Goal of the exercise: Copy the records exactly, every one of them.

*** Opening Supplied material ***

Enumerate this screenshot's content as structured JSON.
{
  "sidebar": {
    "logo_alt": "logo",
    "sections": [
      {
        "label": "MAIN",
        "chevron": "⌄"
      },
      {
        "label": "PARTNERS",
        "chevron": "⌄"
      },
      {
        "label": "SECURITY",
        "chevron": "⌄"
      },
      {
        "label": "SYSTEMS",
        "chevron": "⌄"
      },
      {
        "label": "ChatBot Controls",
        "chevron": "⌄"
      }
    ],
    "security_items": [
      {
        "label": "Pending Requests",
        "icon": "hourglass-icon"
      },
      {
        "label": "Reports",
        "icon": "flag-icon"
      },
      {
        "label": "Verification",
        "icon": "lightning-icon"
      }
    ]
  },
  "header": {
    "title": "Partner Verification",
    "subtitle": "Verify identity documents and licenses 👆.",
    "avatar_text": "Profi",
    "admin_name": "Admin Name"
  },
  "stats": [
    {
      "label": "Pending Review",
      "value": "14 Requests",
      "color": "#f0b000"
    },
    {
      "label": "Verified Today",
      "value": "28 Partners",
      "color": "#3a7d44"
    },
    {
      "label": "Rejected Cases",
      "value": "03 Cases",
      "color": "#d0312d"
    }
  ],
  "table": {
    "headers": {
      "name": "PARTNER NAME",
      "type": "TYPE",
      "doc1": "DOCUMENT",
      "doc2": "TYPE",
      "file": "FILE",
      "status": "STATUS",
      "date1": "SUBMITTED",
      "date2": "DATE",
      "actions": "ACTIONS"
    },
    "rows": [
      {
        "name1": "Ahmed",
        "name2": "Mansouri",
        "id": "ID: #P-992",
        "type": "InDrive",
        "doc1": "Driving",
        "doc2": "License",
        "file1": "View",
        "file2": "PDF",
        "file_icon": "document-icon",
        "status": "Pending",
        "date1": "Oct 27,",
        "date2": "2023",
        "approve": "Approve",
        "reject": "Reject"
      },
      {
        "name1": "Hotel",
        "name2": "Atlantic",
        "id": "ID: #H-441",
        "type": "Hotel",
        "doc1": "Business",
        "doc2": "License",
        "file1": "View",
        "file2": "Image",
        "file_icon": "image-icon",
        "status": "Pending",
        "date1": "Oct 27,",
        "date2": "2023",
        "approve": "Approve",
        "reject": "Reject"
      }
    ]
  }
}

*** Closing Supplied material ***

Reply:
Enumerate this screenshot's content as structured JSON.
{
  "sidebar": {
    "logo_alt": "logo",
    "sections": [
      {
        "label": "MAIN",
        "chevron": "⌄"
      },
      {
        "label": "PARTNERS",
        "chevron": "⌄"
      },
      {
        "label": "SECURITY",
        "chevron": "⌄"
      },
      {
        "label": "SYSTEMS",
        "chevron": "⌄"
      },
      {
        "label": "ChatBot Controls",
        "chevron": "⌄"
      }
    ],
    "security_items": [
      {
        "label": "Pending Requests",
        "icon": "hourglass-icon"
      },
      {
        "label": "Reports",
        "icon": "flag-icon"
      },
      {
        "label": "Verification",
        "icon": "lightning-icon"
      }
    ]
  },
  "header": {
    "title": "Partner Verification",
    "subtitle": "Verify identity documents and licenses 👆.",
    "avatar_text": "Profi",
    "admin_name": "Admin Name"
  },
  "stats": [
    {
      "label": "Pending Review",
      "value": "14 Requests",
      "color": "#f0b000"
    },
    {
      "label": "Verified Today",
      "value": "28 Partners",
      "color": "#3a7d44"
    },
    {
      "label": "Rejected Cases",
      "value": "03 Cases",
      "color": "#d0312d"
    }
  ],
  "table": {
    "headers": {
      "name": "PARTNER NAME",
      "type": "TYPE",
      "doc1": "DOCUMENT",
      "doc2": "TYPE",
      "file": "FILE",
      "status": "STATUS",
      "date1": "SUBMITTED",
      "date2": "DATE",
      "actions": "ACTIONS"
    },
    "rows": [
      {
        "name1": "Ahmed",
        "name2": "Mansouri",
        "id": "ID: #P-992",
        "type": "InDrive",
        "doc1": "Driving",
        "doc2": "License",
        "file1": "View",
        "file2": "PDF",
        "file_icon": "document-icon",
        "status": "Pending",
        "date1": "Oct 27,",
        "date2": "2023",
        "approve": "Approve",
        "reject": "Reject"
      },
      {
        "name1": "Hotel",
        "name2": "Atlantic",
        "id": "ID: #H-441",
        "type": "Hotel",
        "doc1": "Business",
        "doc2": "License",
        "file1": "View",
        "file2": "Image",
        "file_icon": "image-icon",
        "status": "Pending",
        "date1": "Oct 27,",
        "date2": "2023",
        "approve": "Approve",
        "reject": "Reject"
      }
    ]
  }
}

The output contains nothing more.